US7354679Nov 12, 2004Apr 8, 2008Polyfuel, Inc.Ion conductive random copolymers
US7655342 *May 20, 2003Feb 2, 2010Fraunhofer-Gesellschaft Zur Foerderung Der Angewandten Forschung E.V.Proton-conducting polymer membrane and method for the production thereof to simultaneously remove the catalyst layers
US20110198232 *Mar 19, 2010Aug 18, 2011Hamilton Sundstrand CorporationHigh-differential-pressure water electrolysis cell and method of operation
EP0788173A1 *Feb 5, 1997Aug 6, 1997Honda Giken Kogyo Kabushiki KaishaMethod for producing electrode unit for fuel cell
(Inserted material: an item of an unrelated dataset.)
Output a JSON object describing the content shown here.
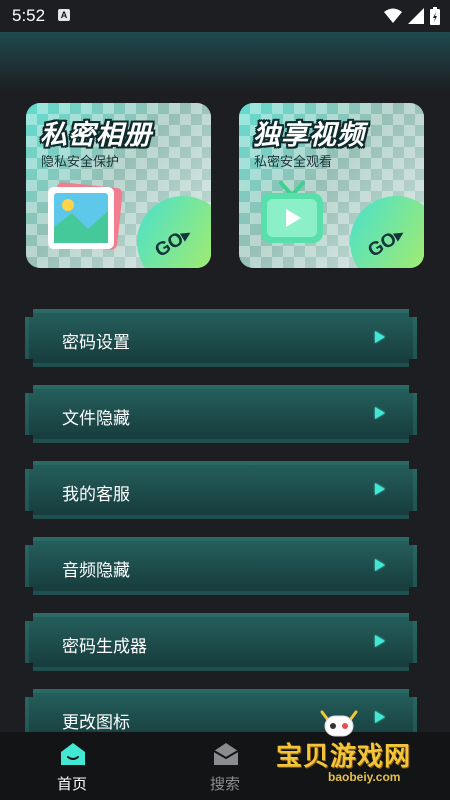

WO2005038950A2 *Sep 22, 2004Apr 28, 2005Gen Motors CorpMethod of making membrane electrode assemblies
WO2013126862A1 *Feb 25, 2013Aug 29, 2013E. I. Du Pont De Nemours And CompanyHydrocarbon ionomer compositions, layerings, electrodes, methods for making and methods for using
WO2013187982A1 *Mar 15, 2013Dec 19, 2013Viceroy ChemicalMethod and apparatus for a photocatalytic and electrocatalytic catalyst
Classifications
U.S. Classification204/252, 204/283, 429/535
International ClassificationC25B9/10, G01N27/333, H01M4/92, H01M8/10, H01M4/90
Cooperative ClassificationH01M4/9091, G01N27/333, H01M4/9008, H01M2300/0082, H01M8/1004, C25B9/10, H01M4/928, Y02E60/521
European ClassificationH01M4/92U, H01M4/90U, H01M8/10B2, G01N27/333, C25B9/10
Legal Events
DateCodeEventDescription
Jan 15, 2008FPExpired due to failure to pay maintenance fee
Effective date: 20071128
Nov 28, 2007LAPSLapse for failure to pay maintenance fees
Jun 7, 2007REMIMaintenance fee reminder mailed
Jun 18, 2003REMIMaintenance fee reminder mailed
May 30, 2003FPAYFee payment
Year of fee payment: 8
May 30, 2003SULPSurcharge for late payment
Year of fee payment: 7
Apr 14, 1999FPAYFee payment
Year of fee payment: 4
Mar 7, 1994ASAssignment
Owner name: UNITED TECHNOLOGIES CORPORATION, CONNECTICUT
Free format text: ASSIGNMENT OF ASSIGNORS INTEREST;ASSIGNORS:MOLTER, TRENT M.;CRITZ, KURT M.;REEL/FRAME:006894/0398
Effective date: 19940126